Emily Hunter is a sophomore journalism major and writes “Speak Out” for The Daily News. Her views do not necessarily reflect those of the newspaper.
For the past several months, the 2020 U.S. election has been taking over our lives. Between social media ads, campus campaigns and countless news articles, we can’t escape it. As a first-time voter, it is starting to feel overwhelming.
When I was younger, I was taught that voting is not only a right and privilege, but an expectation — if you don’t vote, you don’t care about your country. This made perfect sense to me when I was young, but as I grew, the wool was lifted from my eyes, and the reality of my “civic duty” became clear.
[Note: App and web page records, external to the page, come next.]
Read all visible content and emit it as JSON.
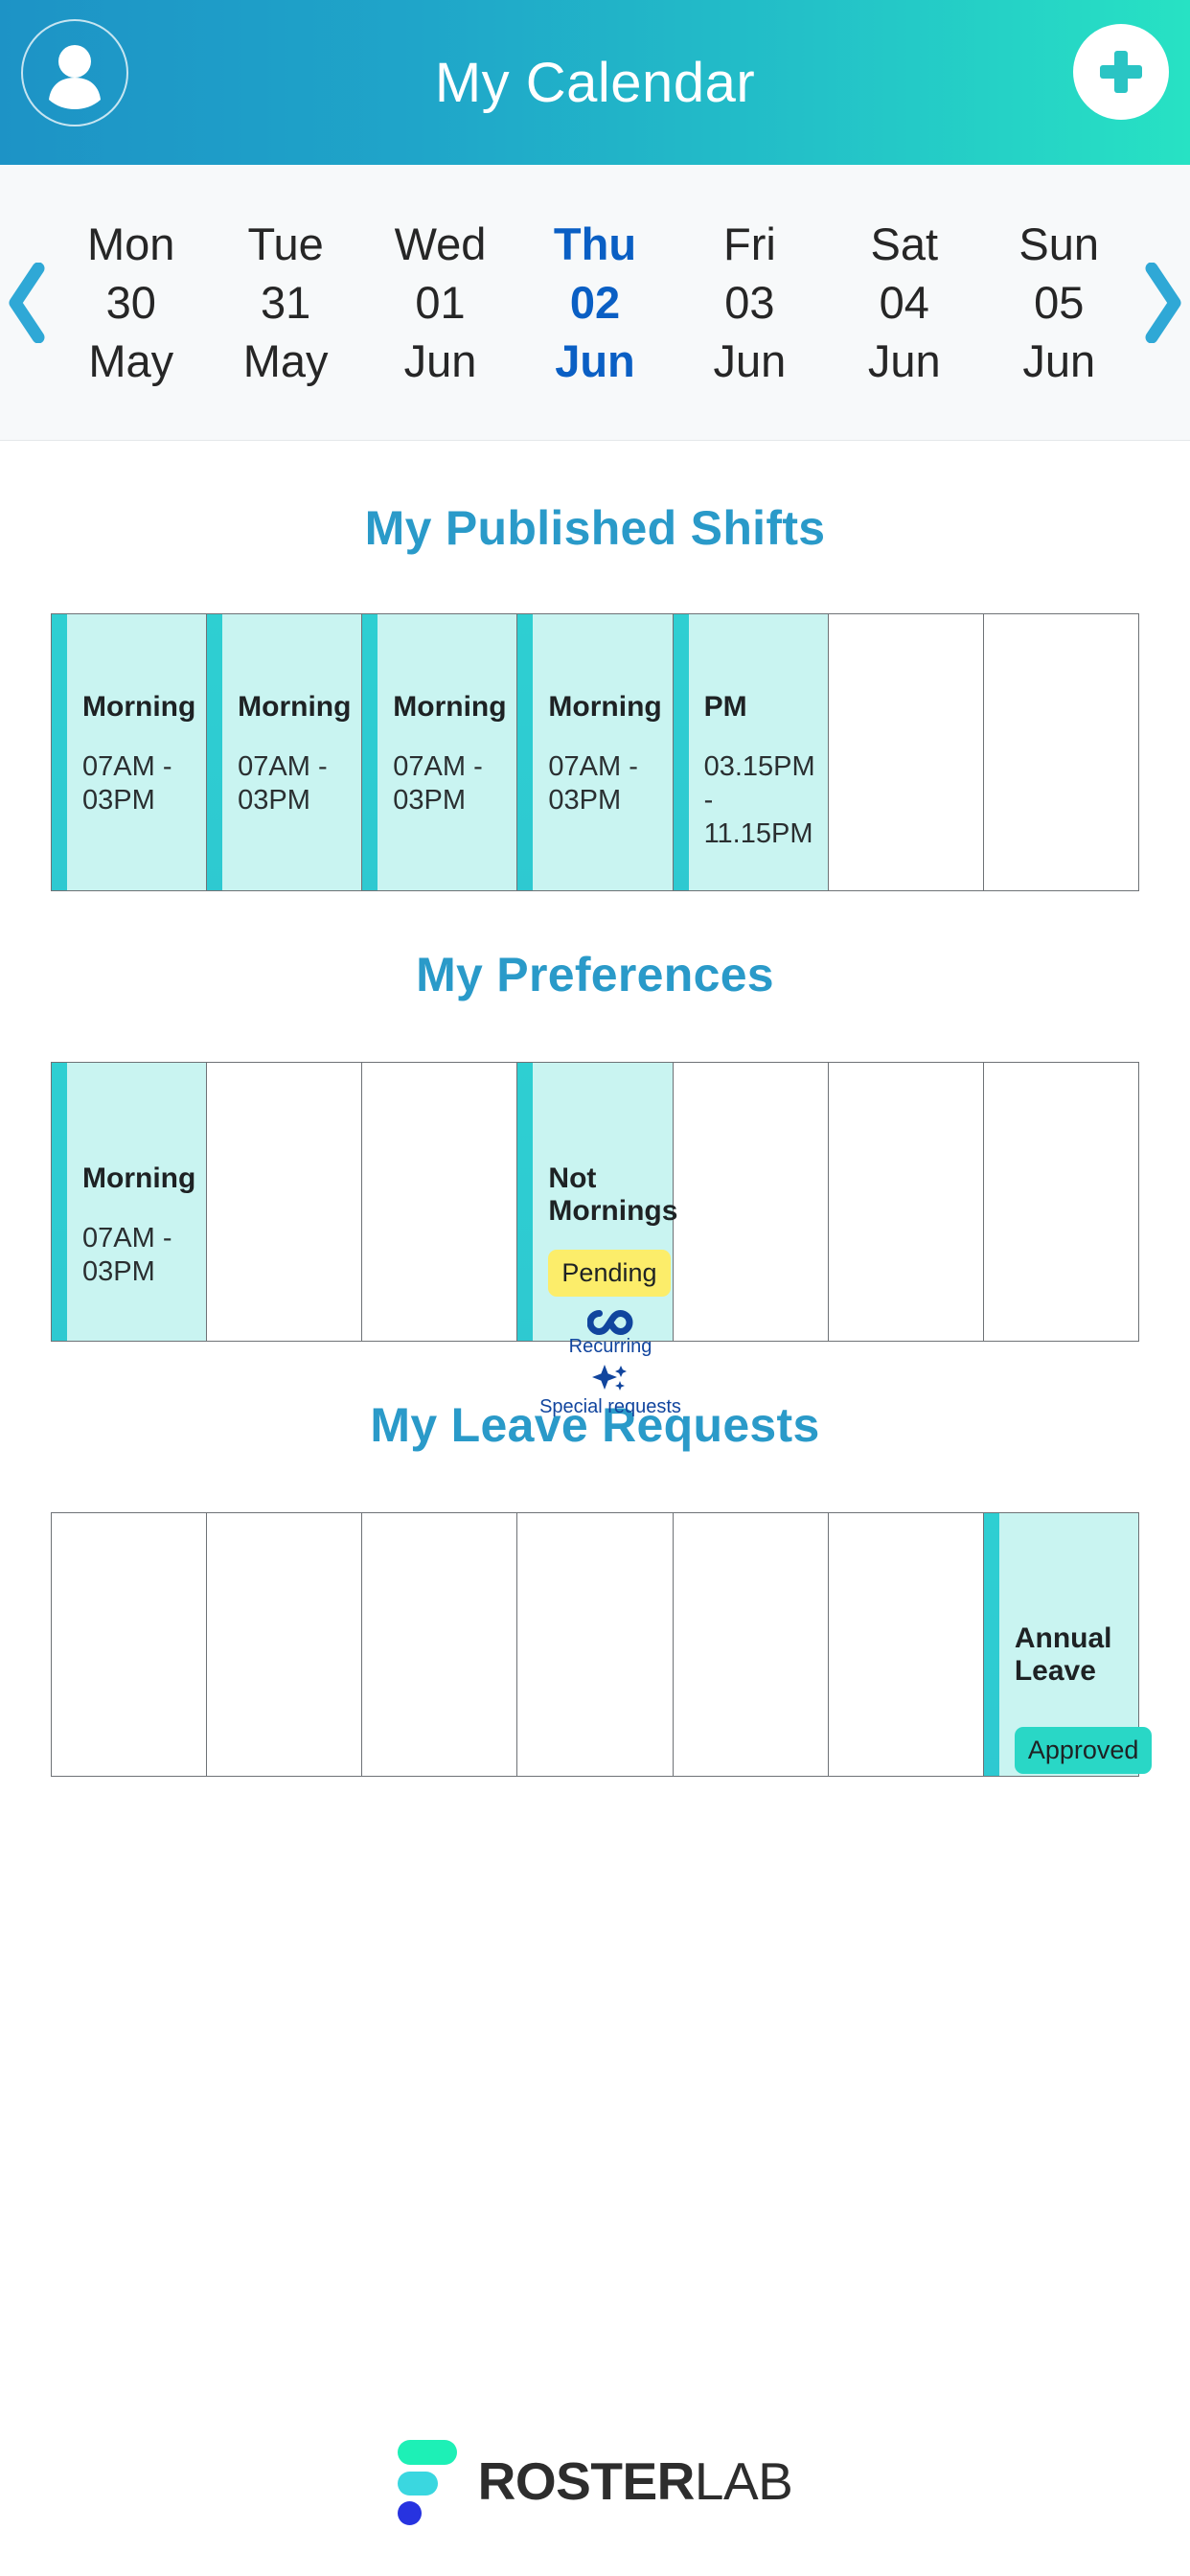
{
  "header": {
    "title": "My Calendar",
    "avatar_icon": "user-avatar-icon",
    "add_icon": "plus-circle-icon"
  },
  "datestrip": {
    "prev_icon": "chevron-left-icon",
    "next_icon": "chevron-right-icon",
    "days": [
      {
        "dow": "Mon",
        "num": "30",
        "mon": "May",
        "selected": false
      },
      {
        "dow": "Tue",
        "num": "31",
        "mon": "May",
        "selected": false
      },
      {
        "dow": "Wed",
        "num": "01",
        "mon": "Jun",
        "selected": false
      },
      {
        "dow": "Thu",
        "num": "02",
        "mon": "Jun",
        "selected": true
      },
      {
        "dow": "Fri",
        "num": "03",
        "mon": "Jun",
        "selected": false
      },
      {
        "dow": "Sat",
        "num": "04",
        "mon": "Jun",
        "selected": false
      },
      {
        "dow": "Sun",
        "num": "05",
        "mon": "Jun",
        "selected": false
      }
    ]
  },
  "sections": {
    "shifts_title": "My Published Shifts",
    "preferences_title": "My Preferences",
    "leave_title": "My Leave Requests"
  },
  "shifts": [
    {
      "title": "Morning",
      "time": "07AM - 03PM"
    },
    {
      "title": "Morning",
      "time": "07AM - 03PM"
    },
    {
      "title": "Morning",
      "time": "07AM - 03PM"
    },
    {
      "title": "Morning",
      "time": "07AM - 03PM"
    },
    {
      "title": "PM",
      "time": "03.15PM - 11.15PM"
    },
    null,
    null
  ],
  "preferences": [
    {
      "title": "Morning",
      "time": "07AM - 03PM"
    },
    null,
    null,
    {
      "title": "Not Mornings",
      "badge": "Pending",
      "meta": [
        {
          "icon": "infinity-icon",
          "label": "Recurring"
        },
        {
          "icon": "sparkle-icon",
          "label": "Special requests"
        }
      ]
    },
    null,
    null,
    null
  ],
  "leave": [
    null,
    null,
    null,
    null,
    null,
    null,
    {
      "title": "Annual Leave",
      "badge": "Approved"
    }
  ],
  "footer": {
    "logo_bold": "ROSTER",
    "logo_light": "LAB"
  },
  "colors": {
    "header_start": "#1d93c6",
    "header_end": "#27e2c4",
    "section_heading": "#2a9ac9",
    "selected_day": "#0a5fc4",
    "cell_fill": "#c9f4f1",
    "cell_accent": "#2ecfd2",
    "badge_pending": "#fced6a",
    "badge_approved": "#29d7c6",
    "meta_label": "#11459e"
  }
}
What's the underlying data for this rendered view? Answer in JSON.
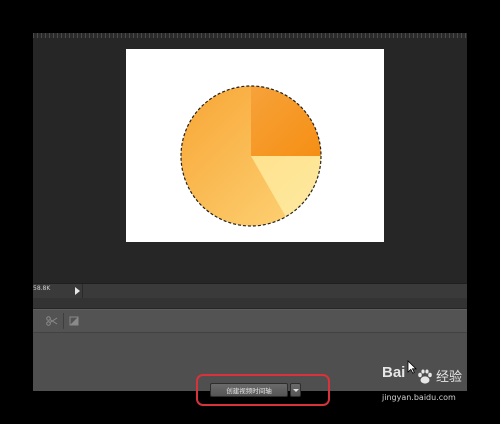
{
  "status_bar": {
    "zoom": "58.8K"
  },
  "timeline": {
    "tools": [
      {
        "name": "scissors-icon"
      },
      {
        "name": "transition-icon"
      }
    ],
    "create_button_label": "创建视频时间轴"
  },
  "canvas": {
    "pie_colors": {
      "dark": "#f7901e",
      "light": "#fde48a"
    },
    "selection": "marching-ants-circle"
  },
  "colors": {
    "highlight": "#d8323a",
    "panel_bg": "#4f4f4f",
    "canvas_bg": "#262626"
  },
  "watermark": {
    "brand": "Bai",
    "brand_suffix": "经验",
    "url": "jingyan.baidu.com"
  }
}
I saw the ugly side of politics — the conflicts, the deceit and the parties that were constantly at war. I saw the hatred seeping into the heart of our country. Each side started shoving their own agenda down my throat without remorse. I was being groomed to think the way they wanted so they could force me into a box titled “left” or “right.” People would ask who I was voting for with disinterest and a critical eye, waiting for me to challenge their views so they could strike. Turning 18 felt like stepping into a battlefield.
I almost didn’t register to vote this year. The pressure of the newfound knowledge and responsibility made me want to not participate at all. Why would I willingly jump into this cesspool of toxicity? It may just be the trademark Gen Z nihilism talking, but it all felt so hopeless.
On Oct. 5, the last day to register to vote in Indiana, I came to an important realization. The hand my generation has been dealt is horrible. There’s no doubt about that. The country that is being passed down through generations has cracks as deep as the ocean floor. It’s not fair that we are burdened with cleaning up a mess we didn’t even make.
However, no matter how unfair the entire situation is, sooner or later, this country will be in our hands. Why not start shaping it now, before any more damage is done? A single vote may seem like whispering in a hurricane, but with enough voices, a whisper becomes a roar. Eventually, the storm will pass, and we can begin the repairs. With only a few hours left, I registered to vote for the 2020 election. Nothing is more important than this Indiana girl’s voice.
I believe many college students have come to the same conclusion I have: sitting silently in the shadows does more harm than good. So, if you’re like me and so many other first-time voters and are terrified of what Nov. 3 will bring, have courage. Educate yourself. Seek truth. Step into that booth with the knowledge you are not alone. There are millions of us stepping with you.
Contact Emily Hunter with comments at email@example.com.